Candy Dance completes another year
The 99th annual Genoa Candy Dance went off with as few hitches as any event that invites 30,000 people to a town of around 300 could expect.
“It went very well from the planning and execution standpoint,” Town Manager Phil Ritger said.
While he’s still counting the money coming in from the annual fundraiser, which supports the town, he is optimistic that the event was profitable as well.
“I think I will be leaving the town in a healthy state,” he said.
Ritger spent Monday cleaning up after the event, as did several volunteers. This will be his last Candy Dance as town manager, but as a resident, he said he’ll still be volunteering his help.
For two days, visitors from all over the country came to Nevada’s first settlement to shop at the craft fair, purchase candy, dance and enjoy fall in western Nevada.
Visitors overflowed the Genoa Cemetery parking lot and ended up occupying both sides of Jacks Valley Road as far as James Canyon Loop on Saturday.
The largest consistently annual event in Carson Valley, Candy Dance pays for the town staff and maintenance.
But this year was just a run-up to the event’s centennial next year, when the 100th anniversary of the first Candy Dance will be celebrated with a statue of event founder Lillian Virgin Finnegan.

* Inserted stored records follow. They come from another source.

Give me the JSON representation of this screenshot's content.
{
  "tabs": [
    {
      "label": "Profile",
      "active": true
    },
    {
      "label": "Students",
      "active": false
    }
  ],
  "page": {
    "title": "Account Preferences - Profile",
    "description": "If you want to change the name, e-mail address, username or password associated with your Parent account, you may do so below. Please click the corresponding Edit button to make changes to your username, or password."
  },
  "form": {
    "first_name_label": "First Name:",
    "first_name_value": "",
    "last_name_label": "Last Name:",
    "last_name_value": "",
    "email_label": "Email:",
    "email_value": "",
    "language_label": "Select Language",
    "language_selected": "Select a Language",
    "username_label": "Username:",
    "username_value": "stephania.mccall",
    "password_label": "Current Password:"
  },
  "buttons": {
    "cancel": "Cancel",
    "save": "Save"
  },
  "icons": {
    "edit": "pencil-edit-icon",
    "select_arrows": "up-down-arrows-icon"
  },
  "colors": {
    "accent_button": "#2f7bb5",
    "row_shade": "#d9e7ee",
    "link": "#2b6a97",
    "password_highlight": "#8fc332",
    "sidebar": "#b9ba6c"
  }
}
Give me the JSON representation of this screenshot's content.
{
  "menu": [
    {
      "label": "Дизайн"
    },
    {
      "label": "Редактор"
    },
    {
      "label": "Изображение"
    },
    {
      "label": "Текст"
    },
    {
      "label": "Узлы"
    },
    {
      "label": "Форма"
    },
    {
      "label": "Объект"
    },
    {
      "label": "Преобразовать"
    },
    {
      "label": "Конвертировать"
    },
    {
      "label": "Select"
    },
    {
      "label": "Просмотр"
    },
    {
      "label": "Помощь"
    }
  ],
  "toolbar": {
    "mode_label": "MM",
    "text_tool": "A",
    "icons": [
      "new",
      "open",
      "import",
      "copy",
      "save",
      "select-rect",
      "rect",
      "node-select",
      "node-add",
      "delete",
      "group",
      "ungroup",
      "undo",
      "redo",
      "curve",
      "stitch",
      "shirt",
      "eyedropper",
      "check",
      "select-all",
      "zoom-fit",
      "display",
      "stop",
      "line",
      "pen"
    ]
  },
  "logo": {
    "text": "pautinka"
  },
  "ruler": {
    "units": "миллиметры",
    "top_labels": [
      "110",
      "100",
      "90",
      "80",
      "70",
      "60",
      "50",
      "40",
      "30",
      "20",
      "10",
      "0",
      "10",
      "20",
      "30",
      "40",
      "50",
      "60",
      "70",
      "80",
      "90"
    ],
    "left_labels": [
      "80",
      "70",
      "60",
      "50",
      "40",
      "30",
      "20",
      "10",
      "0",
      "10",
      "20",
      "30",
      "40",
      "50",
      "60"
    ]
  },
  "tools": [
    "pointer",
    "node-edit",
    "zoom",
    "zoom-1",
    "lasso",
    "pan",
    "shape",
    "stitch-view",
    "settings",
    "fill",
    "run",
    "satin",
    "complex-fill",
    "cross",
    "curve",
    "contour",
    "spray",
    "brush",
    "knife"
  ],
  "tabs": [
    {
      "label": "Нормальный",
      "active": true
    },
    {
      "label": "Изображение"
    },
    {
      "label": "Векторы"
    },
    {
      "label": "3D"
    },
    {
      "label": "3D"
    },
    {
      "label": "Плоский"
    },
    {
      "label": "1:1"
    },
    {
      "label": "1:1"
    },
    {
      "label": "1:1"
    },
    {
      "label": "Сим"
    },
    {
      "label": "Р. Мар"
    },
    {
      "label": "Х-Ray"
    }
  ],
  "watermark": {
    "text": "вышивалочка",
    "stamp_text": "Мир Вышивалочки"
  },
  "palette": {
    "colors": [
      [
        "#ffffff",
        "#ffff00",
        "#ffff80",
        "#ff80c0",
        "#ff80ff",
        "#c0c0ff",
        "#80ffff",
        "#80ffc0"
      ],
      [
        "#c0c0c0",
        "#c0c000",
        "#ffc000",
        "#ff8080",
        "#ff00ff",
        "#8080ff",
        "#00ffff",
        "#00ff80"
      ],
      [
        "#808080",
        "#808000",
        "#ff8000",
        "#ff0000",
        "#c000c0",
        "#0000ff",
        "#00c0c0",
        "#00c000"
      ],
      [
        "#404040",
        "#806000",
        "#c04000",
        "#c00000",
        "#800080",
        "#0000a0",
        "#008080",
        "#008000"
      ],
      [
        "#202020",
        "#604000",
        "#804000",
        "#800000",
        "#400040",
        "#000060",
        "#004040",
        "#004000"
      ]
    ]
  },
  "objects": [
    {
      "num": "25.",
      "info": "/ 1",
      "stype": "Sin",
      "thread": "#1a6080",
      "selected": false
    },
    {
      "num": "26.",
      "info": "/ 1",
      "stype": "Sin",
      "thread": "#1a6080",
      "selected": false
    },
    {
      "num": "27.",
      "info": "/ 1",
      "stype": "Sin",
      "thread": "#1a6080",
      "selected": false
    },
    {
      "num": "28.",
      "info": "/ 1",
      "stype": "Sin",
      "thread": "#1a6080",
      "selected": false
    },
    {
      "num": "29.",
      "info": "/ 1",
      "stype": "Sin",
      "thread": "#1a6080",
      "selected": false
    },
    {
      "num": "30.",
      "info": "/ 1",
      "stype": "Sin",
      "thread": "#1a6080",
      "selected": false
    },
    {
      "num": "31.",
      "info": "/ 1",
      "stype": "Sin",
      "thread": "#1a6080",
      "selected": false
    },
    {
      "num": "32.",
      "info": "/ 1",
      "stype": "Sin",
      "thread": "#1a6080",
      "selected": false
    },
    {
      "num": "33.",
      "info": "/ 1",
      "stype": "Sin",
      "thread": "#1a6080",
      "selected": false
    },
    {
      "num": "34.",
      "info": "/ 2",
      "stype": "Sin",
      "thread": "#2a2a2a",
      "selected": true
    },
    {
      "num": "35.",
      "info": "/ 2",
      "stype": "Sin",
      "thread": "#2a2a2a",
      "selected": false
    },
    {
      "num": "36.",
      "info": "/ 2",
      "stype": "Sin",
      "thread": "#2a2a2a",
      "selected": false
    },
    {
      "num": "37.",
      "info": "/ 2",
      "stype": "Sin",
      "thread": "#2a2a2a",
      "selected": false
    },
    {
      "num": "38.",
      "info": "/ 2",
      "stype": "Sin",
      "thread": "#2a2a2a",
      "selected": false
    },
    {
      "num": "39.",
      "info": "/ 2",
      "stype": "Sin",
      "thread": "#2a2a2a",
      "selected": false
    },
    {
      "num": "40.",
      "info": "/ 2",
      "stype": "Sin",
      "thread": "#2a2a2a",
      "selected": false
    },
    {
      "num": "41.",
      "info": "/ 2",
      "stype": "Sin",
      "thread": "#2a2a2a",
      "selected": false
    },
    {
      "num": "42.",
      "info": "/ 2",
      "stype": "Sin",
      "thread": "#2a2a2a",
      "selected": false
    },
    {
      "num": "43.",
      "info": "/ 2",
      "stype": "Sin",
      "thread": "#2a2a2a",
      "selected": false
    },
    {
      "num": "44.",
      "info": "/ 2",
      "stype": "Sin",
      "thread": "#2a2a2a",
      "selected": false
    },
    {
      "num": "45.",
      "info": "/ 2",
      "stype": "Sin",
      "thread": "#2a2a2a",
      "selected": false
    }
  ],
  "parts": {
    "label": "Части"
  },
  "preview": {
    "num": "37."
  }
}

Three years after the Douglas County seat was moved to Minden in 1916, townspeople gathered to hold a fundraiser to install streetlights in the town, where dusk arrives early thanks to the Carson Range.